A clean image, excellent oratorical skills, clarity of thought and the Badal surname, Manpreet Singh Badal (53) had everything going for him when he took a big gamble in October 2010. The strapping four-time MLA, who was the finance minister in the Parkash Singh Badal government, broke away from the Badal family following differences over governance issues. He floated his People’s Party of Punjab (PPP) with the promise to be a ‘third force’ in the bipartisan state politics. Positioning himself as an alternative to the Akalis and the Congress, Manpreet raised the hopes of those dejected with the two parties. But the gambit didn’t work in the assembly polls, reducing his party to virtually a nonentity. HT looks at five reasons why the PPP, allotted the ‘kite’ as the poll symbol, failed to soar.

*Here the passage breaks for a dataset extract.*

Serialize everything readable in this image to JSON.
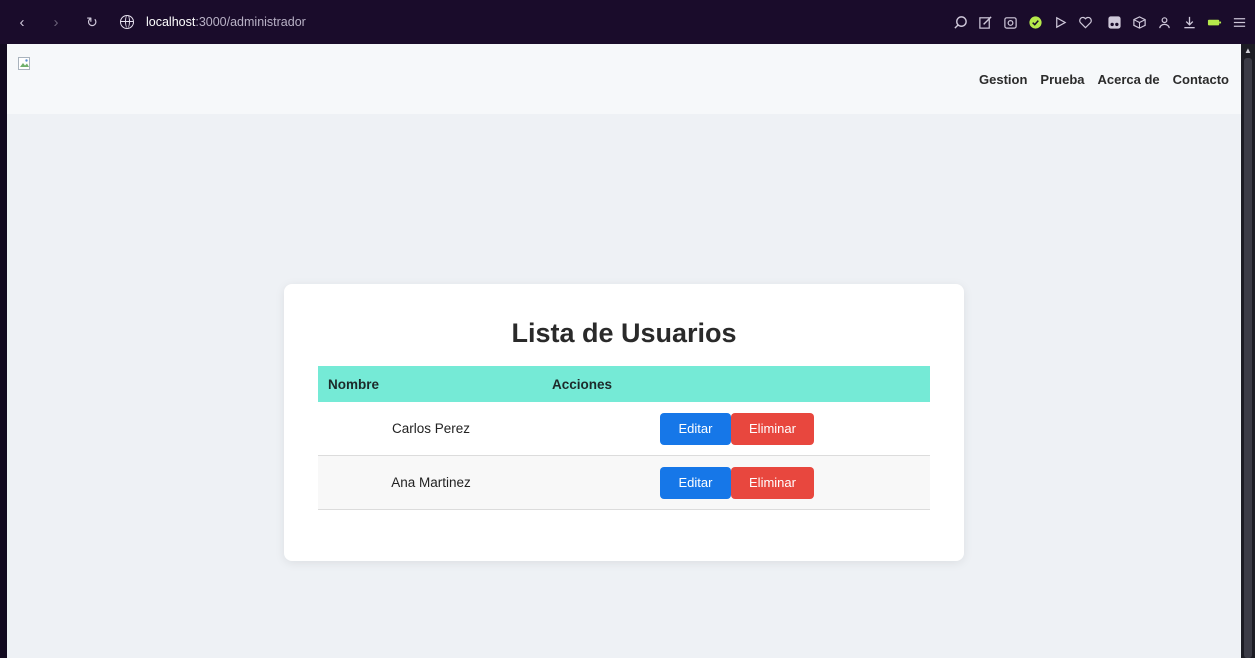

Manpreet not only could not emerge as the rallying point for detractors of the ruling Badals but he also failed to establish an organisational set-up of his party. He remained the only face and voice of the PPP. Though charismatic, the former minister needed a team to take on the well-organised Akalis and connect with the masses.
Frittered away goodwill
He resigned from the Badal government over financial mismanagement, debt and misgovernance, but was not able to rouse the public over these issues. Getting caught in financial jargon, the PPP chief failed to tap into anti-incumbency against the Akalis, frittering away goodwill he had earned. The Congress and the AAP are targeting the SAD on the same issues.
Failure to retain team
A loner, the PPP chief was unable to retain the confidence of comrades such as ex-MLAs Jagbir Singh Brar and Harnek Singh Gharuan, former deputy speaker Bir Devinder Singh, comedian-turned-politician Bhagwant Mann (now AAP MP from Sangrur) and Kushaldeep Dhillon. They left him one by one, dubbing him as a “complex personality with an egoistic approach”.
Burden of Badal surname
Manpreet had parted with the Badals on a bitter note, but he could not escape the political burden of being a member of the Badal clan. Father Gurdas Badal’s closeness to elder brother Parkash Singh Badal remained the talking point in villages across Malwa and the rivals also cashed in on it. No wonder, he now calls it his biggest hindrance.
Gave up on PPP quickly
If he was looking for quick gains in the 2012 assembly polls after quitting the SAD just 18 months ago, he was daydreaming. It’s not easy to break the hegemony of established parties without an organisational set-up. Manpreet gave up on the PPP after contesting only the assembly polls. He fought the 2014 Lok Sabha elections on the Congress symbol, losing to Harsimrat Kaur Badal from Bathinda.